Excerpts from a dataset
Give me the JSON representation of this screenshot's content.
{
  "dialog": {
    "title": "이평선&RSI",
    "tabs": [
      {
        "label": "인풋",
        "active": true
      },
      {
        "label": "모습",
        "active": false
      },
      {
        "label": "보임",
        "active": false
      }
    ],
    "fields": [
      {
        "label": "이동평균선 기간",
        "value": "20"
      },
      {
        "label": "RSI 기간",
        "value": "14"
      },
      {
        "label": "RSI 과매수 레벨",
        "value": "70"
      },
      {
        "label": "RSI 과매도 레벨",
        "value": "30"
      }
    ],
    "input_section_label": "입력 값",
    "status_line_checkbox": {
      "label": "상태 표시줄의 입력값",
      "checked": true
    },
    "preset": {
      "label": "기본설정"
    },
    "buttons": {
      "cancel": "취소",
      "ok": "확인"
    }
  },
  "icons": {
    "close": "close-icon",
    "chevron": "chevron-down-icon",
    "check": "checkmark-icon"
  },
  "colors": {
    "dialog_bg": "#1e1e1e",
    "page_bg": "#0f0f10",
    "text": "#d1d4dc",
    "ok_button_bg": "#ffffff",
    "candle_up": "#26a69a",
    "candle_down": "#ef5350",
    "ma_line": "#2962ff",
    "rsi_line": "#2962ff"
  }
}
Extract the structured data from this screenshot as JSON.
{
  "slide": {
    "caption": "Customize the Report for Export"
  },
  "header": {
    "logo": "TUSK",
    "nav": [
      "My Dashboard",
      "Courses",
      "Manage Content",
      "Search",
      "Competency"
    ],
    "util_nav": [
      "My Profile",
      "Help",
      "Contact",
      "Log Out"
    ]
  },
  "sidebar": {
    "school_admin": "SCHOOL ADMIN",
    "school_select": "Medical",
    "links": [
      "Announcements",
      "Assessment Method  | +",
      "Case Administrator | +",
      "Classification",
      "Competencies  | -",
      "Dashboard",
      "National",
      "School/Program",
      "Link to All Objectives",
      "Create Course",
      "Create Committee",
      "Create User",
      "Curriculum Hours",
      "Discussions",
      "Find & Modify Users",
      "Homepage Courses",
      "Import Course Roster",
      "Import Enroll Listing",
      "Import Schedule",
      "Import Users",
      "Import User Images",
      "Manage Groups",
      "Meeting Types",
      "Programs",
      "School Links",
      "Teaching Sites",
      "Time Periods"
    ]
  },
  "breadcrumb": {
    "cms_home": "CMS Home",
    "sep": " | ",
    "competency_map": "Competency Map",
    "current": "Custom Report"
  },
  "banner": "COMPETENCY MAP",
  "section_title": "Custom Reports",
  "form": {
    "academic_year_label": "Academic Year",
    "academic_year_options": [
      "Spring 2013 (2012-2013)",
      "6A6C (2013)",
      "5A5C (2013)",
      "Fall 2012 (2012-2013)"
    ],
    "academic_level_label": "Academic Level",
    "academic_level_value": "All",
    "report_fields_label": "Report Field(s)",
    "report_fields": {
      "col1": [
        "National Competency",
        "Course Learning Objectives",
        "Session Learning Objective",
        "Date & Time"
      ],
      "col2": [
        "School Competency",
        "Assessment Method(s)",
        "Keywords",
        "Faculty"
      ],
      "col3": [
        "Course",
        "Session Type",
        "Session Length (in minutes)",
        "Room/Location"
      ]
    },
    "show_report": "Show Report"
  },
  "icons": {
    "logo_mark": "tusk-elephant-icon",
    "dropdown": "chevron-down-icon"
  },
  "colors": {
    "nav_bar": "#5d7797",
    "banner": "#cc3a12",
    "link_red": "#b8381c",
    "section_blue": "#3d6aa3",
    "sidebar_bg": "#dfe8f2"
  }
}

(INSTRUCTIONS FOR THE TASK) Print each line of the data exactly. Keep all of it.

(SOLVED PROBLEM)
Give me the JSON representation of this screenshot's content.
{
  "dialog": {
    "title": "이평선&RSI",
    "tabs": [
      {
        "label": "인풋",
        "active": true
      },
      {
        "label": "모습",
        "active": false
      },
      {
        "label": "보임",
        "active": false
      }
    ],
    "fields": [
      {
        "label": "이동평균선 기간",
        "value": "20"
      },
      {
        "label": "RSI 기간",
        "value": "14"
      },
      {
        "label": "RSI 과매수 레벨",
        "value": "70"
      },
      {
        "label": "RSI 과매도 레벨",
        "value": "30"
      }
    ],
    "input_section_label": "입력 값",
    "status_line_checkbox": {
      "label": "상태 표시줄의 입력값",
      "checked": true
    },
    "preset": {
      "label": "기본설정"
    },
    "buttons": {
      "cancel": "취소",
      "ok": "확인"
    }
  },
  "icons": {
    "close": "close-icon",
    "chevron": "chevron-down-icon",
    "check": "checkmark-icon"
  },
  "colors": {
    "dialog_bg": "#1e1e1e",
    "page_bg": "#0f0f10",
    "text": "#d1d4dc",
    "ok_button_bg": "#ffffff",
    "candle_up": "#26a69a",
    "candle_down": "#ef5350",
    "ma_line": "#2962ff",
    "rsi_line": "#2962ff"
  }
}
Extract the structured data from this screenshot as JSON.
{
  "slide": {
    "caption": "Customize the Report for Export"
  },
  "header": {
    "logo": "TUSK",
    "nav": [
      "My Dashboard",
      "Courses",
      "Manage Content",
      "Search",
      "Competency"
    ],
    "util_nav": [
      "My Profile",
      "Help",
      "Contact",
      "Log Out"
    ]
  },
  "sidebar": {
    "school_admin": "SCHOOL ADMIN",
    "school_select": "Medical",
    "links": [
      "Announcements",
      "Assessment Method  | +",
      "Case Administrator | +",
      "Classification",
      "Competencies  | -",
      "Dashboard",
      "National",
      "School/Program",
      "Link to All Objectives",
      "Create Course",
      "Create Committee",
      "Create User",
      "Curriculum Hours",
      "Discussions",
      "Find & Modify Users",
      "Homepage Courses",
      "Import Course Roster",
      "Import Enroll Listing",
      "Import Schedule",
      "Import Users",
      "Import User Images",
      "Manage Groups",
      "Meeting Types",
      "Programs",
      "School Links",
      "Teaching Sites",
      "Time Periods"
    ]
  },
  "breadcrumb": {
    "cms_home": "CMS Home",
    "sep": " | ",
    "competency_map": "Competency Map",
    "current": "Custom Report"
  },
  "banner": "COMPETENCY MAP",
  "section_title": "Custom Reports",
  "form": {
    "academic_year_label": "Academic Year",
    "academic_year_options": [
      "Spring 2013 (2012-2013)",
      "6A6C (2013)",
      "5A5C (2013)",
      "Fall 2012 (2012-2013)"
    ],
    "academic_level_label": "Academic Level",
    "academic_level_value": "All",
    "report_fields_label": "Report Field(s)",
    "report_fields": {
      "col1": [
        "National Competency",
        "Course Learning Objectives",
        "Session Learning Objective",
        "Date & Time"
      ],
      "col2": [
        "School Competency",
        "Assessment Method(s)",
        "Keywords",
        "Faculty"
      ],
      "col3": [
        "Course",
        "Session Type",
        "Session Length (in minutes)",
        "Room/Location"
      ]
    },
    "show_report": "Show Report"
  },
  "icons": {
    "logo_mark": "tusk-elephant-icon",
    "dropdown": "chevron-down-icon"
  },
  "colors": {
    "nav_bar": "#5d7797",
    "banner": "#cc3a12",
    "link_red": "#b8381c",
    "section_blue": "#3d6aa3",
    "sidebar_bg": "#dfe8f2"
  }
}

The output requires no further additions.